In this podcast from edie, Chris Smith, Environment Agency Chairman talks to the Environmental Industries Commission. Unlike the usual blandishments you get from the 'great and the good', there is some greath stuff in here, including a brief review of the Climate Change Committee's recent report detailing the ways the UK can meet a 80% cut in carbon emissions.
Speaking of the CCC report, I have only had a chance to quickly scan through the 500 plus pages of dense analysis, but I've copied the graphs showing proposed cuts below. What I find strange is the lack of contribution from industry given that so many of our industrial processes are incredibly energy inefficient. The report puts this down to limited 'low or no cost options', but given the costs of the massive decarbonisation of electricity generation required to fulfil this scenario, I believe that some of that money might be better spent driving down demand.
1. Why would a hard pressed business be bothered with the environment?
I reviewed 26 environmental health checks I carried out over the last two years for companies whose activities range from catering to pharmaceuticals. The average financial saving identified from waste minimisation, water conservation and energy efficiency measures was £175 000 per annum. Next question.
2. Would your clients reduce waste if it didn't save them money?
Frankly, I don't care. My job is to improve my clients' business performance by addressing their waste, energy, raw material and water issues either for direct economic/legislative benefit or to improve their environmental reputation. I don't expect them to start hugging trees or wearing sandals.
3. Are you not rearranging deck chairs on the Titanic?
My priority as a consultant is to meet my clients' needs rather than save the planet, but from an environmental point of view, in my career I have diverted at least a half million tonnes of waste from landfill into further economic use. Energy/carbon-saving benefits have been delivered on a similar scale. And there are thousands of other environmental consultants out there…
4. Is this not just a fad?
No. Environmental legislation has been tightening since the Clean Air Acts of the 1950s. They said it was a fad in the 60s, the 70s, the 80s, the 90s and this decade too. It ain't going away.
5. Should you really be profiting from the environment?
Why not? I'd rather make profit from preventing damage to the environment than causing it.
One trap that many fall into when working with stakeholders is to raise expectations too high. If stakeholders start to believe that they have ultimate say, they will get very angry if and when they are told they can’t have what they want. Tell them clearly:
We are listening to you, but at the end of the day we have to make the decisions, and sometimes we will disagree.
A perverse incentive is an economic driver that encourages 'bad' behaviour. Examples in the sustainability field include the lack of tax on airline fuel (how do you think those cheap flights are so cheap?), the lack of VAT on building materials for new build when you pay VAT for refurbishment materials and the fact that, despite all the belly aching from the trucking industry, lorries do not pay road tax commensurate with the damage they cause.
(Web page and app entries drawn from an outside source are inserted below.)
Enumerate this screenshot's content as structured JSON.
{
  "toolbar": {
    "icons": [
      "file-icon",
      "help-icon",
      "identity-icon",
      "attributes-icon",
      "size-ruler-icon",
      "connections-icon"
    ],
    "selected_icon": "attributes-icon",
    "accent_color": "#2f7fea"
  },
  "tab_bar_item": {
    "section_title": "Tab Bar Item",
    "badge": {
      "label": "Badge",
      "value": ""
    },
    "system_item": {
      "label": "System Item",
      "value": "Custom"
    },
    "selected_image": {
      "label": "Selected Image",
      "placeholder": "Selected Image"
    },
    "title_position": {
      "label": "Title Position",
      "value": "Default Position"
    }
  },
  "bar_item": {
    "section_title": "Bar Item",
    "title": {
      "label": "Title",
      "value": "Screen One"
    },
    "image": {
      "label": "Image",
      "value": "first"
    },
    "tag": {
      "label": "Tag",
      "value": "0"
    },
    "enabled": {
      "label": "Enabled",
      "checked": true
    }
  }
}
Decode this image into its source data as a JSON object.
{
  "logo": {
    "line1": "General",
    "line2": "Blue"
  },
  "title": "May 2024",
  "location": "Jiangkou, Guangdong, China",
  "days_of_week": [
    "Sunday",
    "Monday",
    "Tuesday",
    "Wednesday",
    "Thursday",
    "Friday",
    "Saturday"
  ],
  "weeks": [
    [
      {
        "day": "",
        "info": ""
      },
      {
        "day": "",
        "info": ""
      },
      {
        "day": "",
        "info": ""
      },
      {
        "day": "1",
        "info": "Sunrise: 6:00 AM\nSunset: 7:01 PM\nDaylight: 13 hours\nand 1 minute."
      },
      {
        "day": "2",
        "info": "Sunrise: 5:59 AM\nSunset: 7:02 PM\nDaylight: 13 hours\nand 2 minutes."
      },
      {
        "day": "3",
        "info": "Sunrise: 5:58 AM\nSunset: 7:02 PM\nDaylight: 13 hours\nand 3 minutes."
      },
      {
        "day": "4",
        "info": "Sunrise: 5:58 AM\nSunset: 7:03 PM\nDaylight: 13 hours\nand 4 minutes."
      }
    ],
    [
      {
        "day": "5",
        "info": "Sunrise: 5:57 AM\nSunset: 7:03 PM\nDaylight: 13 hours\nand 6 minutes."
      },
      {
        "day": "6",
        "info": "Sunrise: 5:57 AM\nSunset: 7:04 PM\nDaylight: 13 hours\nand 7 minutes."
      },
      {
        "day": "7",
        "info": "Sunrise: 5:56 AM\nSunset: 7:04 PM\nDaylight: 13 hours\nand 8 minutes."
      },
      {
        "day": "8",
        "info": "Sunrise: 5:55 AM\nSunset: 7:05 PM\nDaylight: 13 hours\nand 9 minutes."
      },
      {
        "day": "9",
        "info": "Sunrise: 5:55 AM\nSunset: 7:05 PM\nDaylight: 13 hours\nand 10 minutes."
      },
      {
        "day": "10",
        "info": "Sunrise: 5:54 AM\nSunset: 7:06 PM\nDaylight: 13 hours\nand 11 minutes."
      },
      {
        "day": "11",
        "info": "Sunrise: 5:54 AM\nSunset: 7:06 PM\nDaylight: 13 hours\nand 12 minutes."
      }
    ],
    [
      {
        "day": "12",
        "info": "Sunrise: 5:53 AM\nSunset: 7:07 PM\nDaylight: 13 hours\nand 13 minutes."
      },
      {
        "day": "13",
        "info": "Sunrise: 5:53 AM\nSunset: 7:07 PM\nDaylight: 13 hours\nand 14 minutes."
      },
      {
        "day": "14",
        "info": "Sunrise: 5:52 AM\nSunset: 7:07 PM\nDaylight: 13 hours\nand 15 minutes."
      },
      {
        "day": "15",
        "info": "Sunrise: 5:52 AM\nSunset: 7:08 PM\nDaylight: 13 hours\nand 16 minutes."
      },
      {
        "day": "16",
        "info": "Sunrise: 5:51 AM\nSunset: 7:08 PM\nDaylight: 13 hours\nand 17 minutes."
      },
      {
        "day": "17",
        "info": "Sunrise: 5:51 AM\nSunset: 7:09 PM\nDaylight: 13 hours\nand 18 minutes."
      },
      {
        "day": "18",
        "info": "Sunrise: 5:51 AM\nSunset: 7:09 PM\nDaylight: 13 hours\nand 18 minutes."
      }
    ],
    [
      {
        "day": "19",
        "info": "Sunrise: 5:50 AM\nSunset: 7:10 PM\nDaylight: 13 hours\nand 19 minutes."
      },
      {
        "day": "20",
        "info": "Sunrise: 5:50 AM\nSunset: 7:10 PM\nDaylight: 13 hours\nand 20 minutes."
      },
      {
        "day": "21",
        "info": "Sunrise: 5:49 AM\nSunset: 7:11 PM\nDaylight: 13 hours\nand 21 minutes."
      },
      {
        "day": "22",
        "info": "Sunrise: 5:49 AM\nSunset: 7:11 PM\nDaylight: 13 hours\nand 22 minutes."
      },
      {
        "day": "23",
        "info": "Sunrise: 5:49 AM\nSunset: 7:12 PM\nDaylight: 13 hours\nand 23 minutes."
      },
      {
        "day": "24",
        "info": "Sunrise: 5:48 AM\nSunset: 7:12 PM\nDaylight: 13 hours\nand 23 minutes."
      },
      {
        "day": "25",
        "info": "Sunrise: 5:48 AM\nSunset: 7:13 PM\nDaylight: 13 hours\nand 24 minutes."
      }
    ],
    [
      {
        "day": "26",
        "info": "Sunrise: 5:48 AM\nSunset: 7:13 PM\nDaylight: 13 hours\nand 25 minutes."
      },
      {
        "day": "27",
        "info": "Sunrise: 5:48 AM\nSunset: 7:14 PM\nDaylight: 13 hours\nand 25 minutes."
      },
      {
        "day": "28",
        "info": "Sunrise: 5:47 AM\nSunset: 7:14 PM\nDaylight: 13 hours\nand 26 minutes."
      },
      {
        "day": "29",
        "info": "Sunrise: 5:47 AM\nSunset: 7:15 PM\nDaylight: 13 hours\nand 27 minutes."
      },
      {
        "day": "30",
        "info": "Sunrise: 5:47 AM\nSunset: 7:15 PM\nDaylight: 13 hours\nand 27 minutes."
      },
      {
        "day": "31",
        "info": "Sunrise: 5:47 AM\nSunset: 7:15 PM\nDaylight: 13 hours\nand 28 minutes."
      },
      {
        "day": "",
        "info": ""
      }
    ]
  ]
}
Well, when I had to adjust the VAT rate on the Green Business Bible on Monday, it struck me as odd that ebooks are regarded as 'software' by Her Majesty's Revenue and Customs and thus attract VAT when paper books don't.
...is that the environment and sustainability can only be addressed when there is plenty of money about.
Let's be blunt - the current economic situation is good for the environment - we are driving less, insulating our houses more, and are likely to buy less tat with which to disappoint our loved ones on Christmas Day. But saving the world shouldn't be about living in poverty.
On a business level, there are two proven ways of surviving an economic downturn. One is to cut unnecessary costs, the other is to innovate.
It constantly staggers me that companies immediately try to cut staff costs. OK, if you have far too many people standing about doing nothing, then you should have already got rid of them. But if you cut your workforce, you cut your ability to respond to the inevitable upturn when the recession ends. The same people see waste and utility costs as a fixed cost of doing business which is complete nonsense. And with the true cost of waste being about 10 times the cost of disposal, there are massive cost savings to be made which will make your business more productive, not less. We found an average of £175k pa savings in 26 businesses in a raft of industries - and you don't have to make redundancy payments for waste.
Turning to innovation - it is well known that markets for green products are expanding fast and, in some - say white goods or baby food - the eco- end of the market dominates the 'conventional' by a factor of 3-4:1. Other sectors will follow, if they get the quality and labelling issues right more than anything else. Is it a surprise that the new electric Mini has just been launched when the big 3 US car companies are staring the grim reaper in the face?
The sustainability agenda does have the scope to help a business through the economic downturn. It's a pity the myth makers don't understand that!
Develop ‘grey’ and ‘black’ lists for your business to filter out materials and chemicals which are not ‘safe’. Black list substances should never be purchased and those on the grey list should only be used where no alternative exits. Black and grey lists are highly industry specific, so you will need to research toxic materials in your business and determine which can and can’t be replaced.